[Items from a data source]
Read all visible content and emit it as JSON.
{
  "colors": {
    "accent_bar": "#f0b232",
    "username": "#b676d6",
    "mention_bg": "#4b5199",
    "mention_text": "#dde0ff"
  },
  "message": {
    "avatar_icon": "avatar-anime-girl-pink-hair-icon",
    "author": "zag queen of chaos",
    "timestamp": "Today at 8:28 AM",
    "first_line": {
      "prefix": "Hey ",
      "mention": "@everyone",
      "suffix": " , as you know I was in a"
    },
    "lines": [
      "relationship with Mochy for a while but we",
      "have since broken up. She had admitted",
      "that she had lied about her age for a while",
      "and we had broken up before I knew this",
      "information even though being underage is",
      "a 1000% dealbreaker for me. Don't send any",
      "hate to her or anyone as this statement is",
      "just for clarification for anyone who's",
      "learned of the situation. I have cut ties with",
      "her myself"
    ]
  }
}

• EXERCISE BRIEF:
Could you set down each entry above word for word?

• RESPONSE TO THIS EXERCISE:
Read all visible content and emit it as JSON.
{
  "colors": {
    "accent_bar": "#f0b232",
    "username": "#b676d6",
    "mention_bg": "#4b5199",
    "mention_text": "#dde0ff"
  },
  "message": {
    "avatar_icon": "avatar-anime-girl-pink-hair-icon",
    "author": "zag queen of chaos",
    "timestamp": "Today at 8:28 AM",
    "first_line": {
      "prefix": "Hey ",
      "mention": "@everyone",
      "suffix": " , as you know I was in a"
    },
    "lines": [
      "relationship with Mochy for a while but we",
      "have since broken up. She had admitted",
      "that she had lied about her age for a while",
      "and we had broken up before I knew this",
      "information even though being underage is",
      "a 1000% dealbreaker for me. Don't send any",
      "hate to her or anyone as this statement is",
      "just for clarification for anyone who's",
      "learned of the situation. I have cut ties with",
      "her myself"
    ]
  }
}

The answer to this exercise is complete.